• _WHAT YOU WILL DO_: Show every line below where "environmentId" can be found.

(Data about app and page elements)
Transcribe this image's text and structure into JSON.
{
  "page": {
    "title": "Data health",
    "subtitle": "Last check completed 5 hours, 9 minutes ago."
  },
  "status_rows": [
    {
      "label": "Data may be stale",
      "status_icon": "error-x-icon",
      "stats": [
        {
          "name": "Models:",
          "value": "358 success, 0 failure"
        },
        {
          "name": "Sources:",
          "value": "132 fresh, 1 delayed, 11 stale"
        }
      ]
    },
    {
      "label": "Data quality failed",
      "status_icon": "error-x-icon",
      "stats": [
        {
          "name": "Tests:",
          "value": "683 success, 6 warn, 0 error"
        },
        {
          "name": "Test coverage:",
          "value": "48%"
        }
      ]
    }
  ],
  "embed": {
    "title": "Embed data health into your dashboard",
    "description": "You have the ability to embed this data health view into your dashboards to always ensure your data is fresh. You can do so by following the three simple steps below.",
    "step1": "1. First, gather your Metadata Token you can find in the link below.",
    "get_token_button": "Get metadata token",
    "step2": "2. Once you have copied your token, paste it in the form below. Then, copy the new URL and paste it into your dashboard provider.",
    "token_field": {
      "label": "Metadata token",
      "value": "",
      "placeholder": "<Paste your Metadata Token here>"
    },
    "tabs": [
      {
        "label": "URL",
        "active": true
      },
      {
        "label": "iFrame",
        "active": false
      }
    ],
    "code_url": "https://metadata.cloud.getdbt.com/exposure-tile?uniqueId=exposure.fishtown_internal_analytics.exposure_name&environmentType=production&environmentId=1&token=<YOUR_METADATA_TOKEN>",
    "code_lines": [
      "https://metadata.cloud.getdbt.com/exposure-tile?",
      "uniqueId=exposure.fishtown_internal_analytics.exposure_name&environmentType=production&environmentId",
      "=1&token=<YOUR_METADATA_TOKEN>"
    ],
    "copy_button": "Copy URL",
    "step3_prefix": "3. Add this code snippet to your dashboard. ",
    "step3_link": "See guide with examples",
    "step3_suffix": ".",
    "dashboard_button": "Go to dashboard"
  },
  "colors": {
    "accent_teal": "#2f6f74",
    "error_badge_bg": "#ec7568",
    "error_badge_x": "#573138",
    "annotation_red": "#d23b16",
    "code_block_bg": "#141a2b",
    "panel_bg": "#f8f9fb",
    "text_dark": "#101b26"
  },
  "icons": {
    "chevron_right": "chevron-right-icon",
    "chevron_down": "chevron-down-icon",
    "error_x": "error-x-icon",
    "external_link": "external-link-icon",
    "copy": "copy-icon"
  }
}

• _SOLUTION TO THIS EXERCISE_:
    "code_url": "https://metadata.cloud.getdbt.com/exposure-tile?uniqueId=exposure.fishtown_internal_analytics.exposure_name&environmentType=production&environmentId=1&token=<YOUR_METADATA_TOKEN>",
      "uniqueId=exposure.fishtown_internal_analytics.exposure_name&environmentType=production&environmentId",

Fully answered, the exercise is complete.